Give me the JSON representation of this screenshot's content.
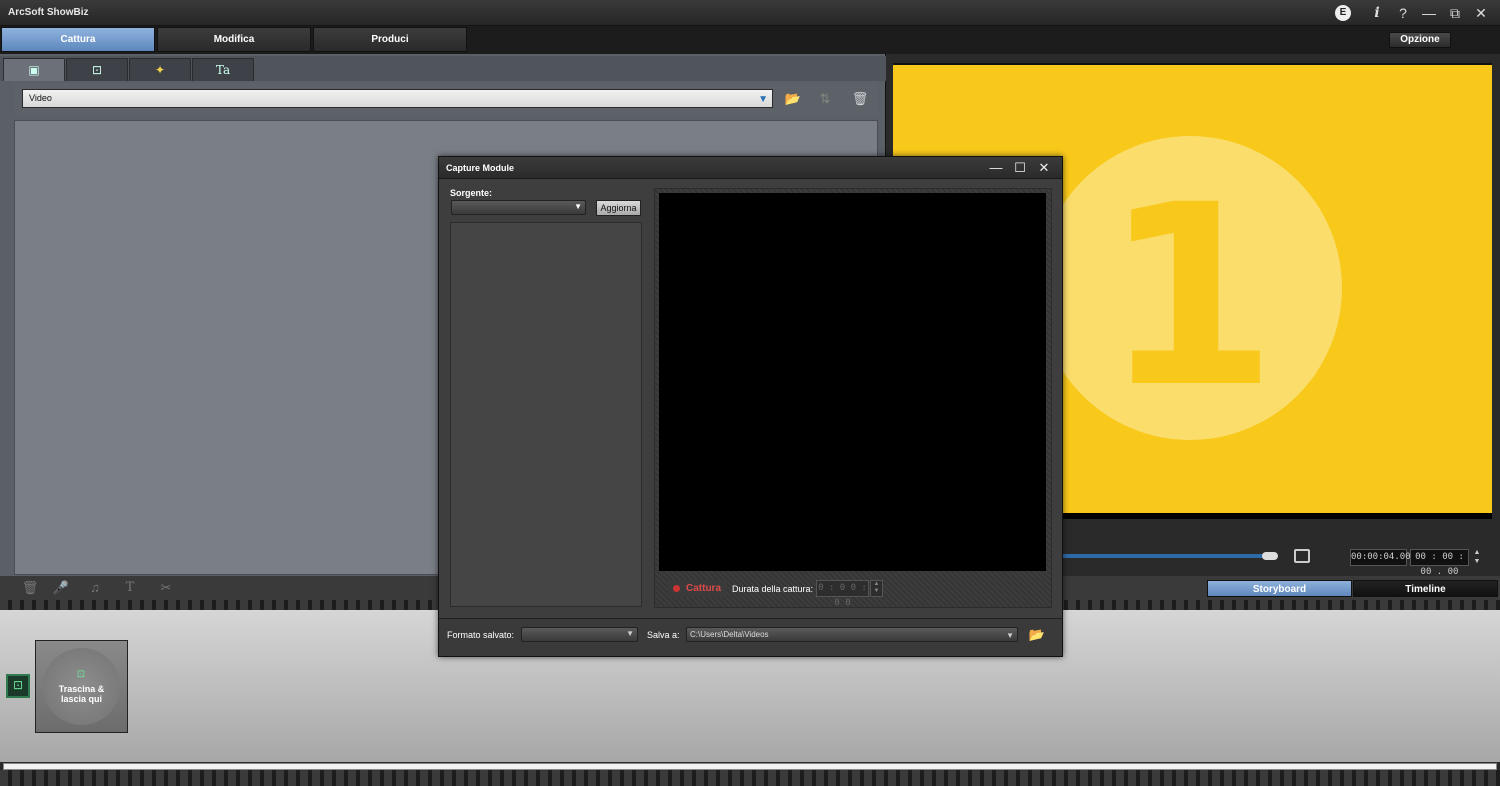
{
  "window": {
    "title": "ArcSoft ShowBiz",
    "badge": "E",
    "info": "i",
    "help": "?",
    "minimize": "—",
    "restore": "⧉",
    "close": "✕"
  },
  "main_tabs": [
    {
      "label": "Cattura",
      "active": true
    },
    {
      "label": "Modifica",
      "active": false
    },
    {
      "label": "Produci",
      "active": false
    }
  ],
  "options_label": "Opzione",
  "sub_tabs": [
    {
      "icon": "capture-media-icon",
      "glyph": "▣"
    },
    {
      "icon": "film-icon",
      "glyph": "⊡"
    },
    {
      "icon": "effects-icon",
      "glyph": "✦"
    },
    {
      "icon": "text-icon",
      "glyph": "Ta"
    }
  ],
  "media_toolbar": {
    "select_value": "Video",
    "select_arrow": "▼",
    "import_glyph": "📂",
    "sort_glyph": "⇅",
    "delete_glyph": "🗑"
  },
  "preview": {
    "countdown_number": "1",
    "timecode_current": "00:00:04.00",
    "timecode_total": "00 : 00 : 00 . 00",
    "spin_up": "▲",
    "spin_down": "▼",
    "colors": {
      "background": "#f8c81a",
      "circle": "#fbe07a"
    }
  },
  "bottom_tools": [
    {
      "icon": "trash-icon",
      "glyph": "🗑"
    },
    {
      "icon": "microphone-icon",
      "glyph": "🎤"
    },
    {
      "icon": "music-icon",
      "glyph": "♫"
    },
    {
      "icon": "text-icon",
      "glyph": "T"
    },
    {
      "icon": "scissors-icon",
      "glyph": "✂"
    }
  ],
  "view_tabs": {
    "storyboard": "Storyboard",
    "timeline": "Timeline"
  },
  "storyboard": {
    "clip_glyph": "⊡",
    "drop_glyph": "⊡",
    "drop_text_line1": "Trascina &",
    "drop_text_line2": "lascia qui"
  },
  "capture_dialog": {
    "title": "Capture Module",
    "minimize": "—",
    "maximize": "☐",
    "close": "✕",
    "source_label": "Sorgente:",
    "source_value": "",
    "source_arrow": "▼",
    "refresh_label": "Aggiorna",
    "capture_label": "Cattura",
    "duration_label": "Durata della cattura:",
    "duration_value": "0 : 0 0 : 0 0",
    "spin_up": "▲",
    "spin_down": "▼",
    "format_label": "Formato salvato:",
    "format_arrow": "▼",
    "save_label": "Salva a:",
    "save_path": "C:\\Users\\Delta\\Videos",
    "save_arrow": "▼",
    "folder_glyph": "📂"
  }
}
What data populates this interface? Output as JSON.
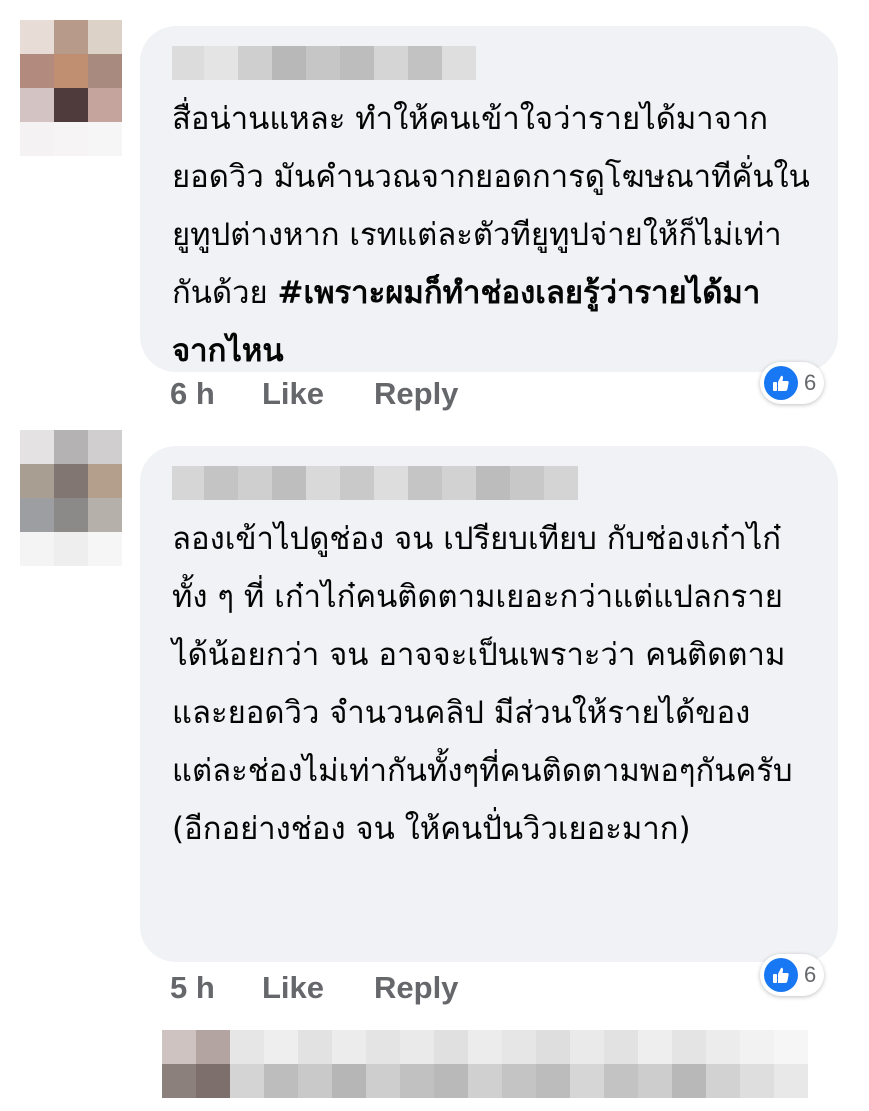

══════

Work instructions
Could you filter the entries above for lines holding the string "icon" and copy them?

Response box
      "icon": "capture-media-icon",
      "icon": "film-icon",
      "icon": "effects-icon",
      "icon": "text-icon",
      "icon": "trash-icon",
      "icon": "microphone-icon",
      "icon": "music-icon",
      "icon": "text-icon",
      "icon": "scissors-icon",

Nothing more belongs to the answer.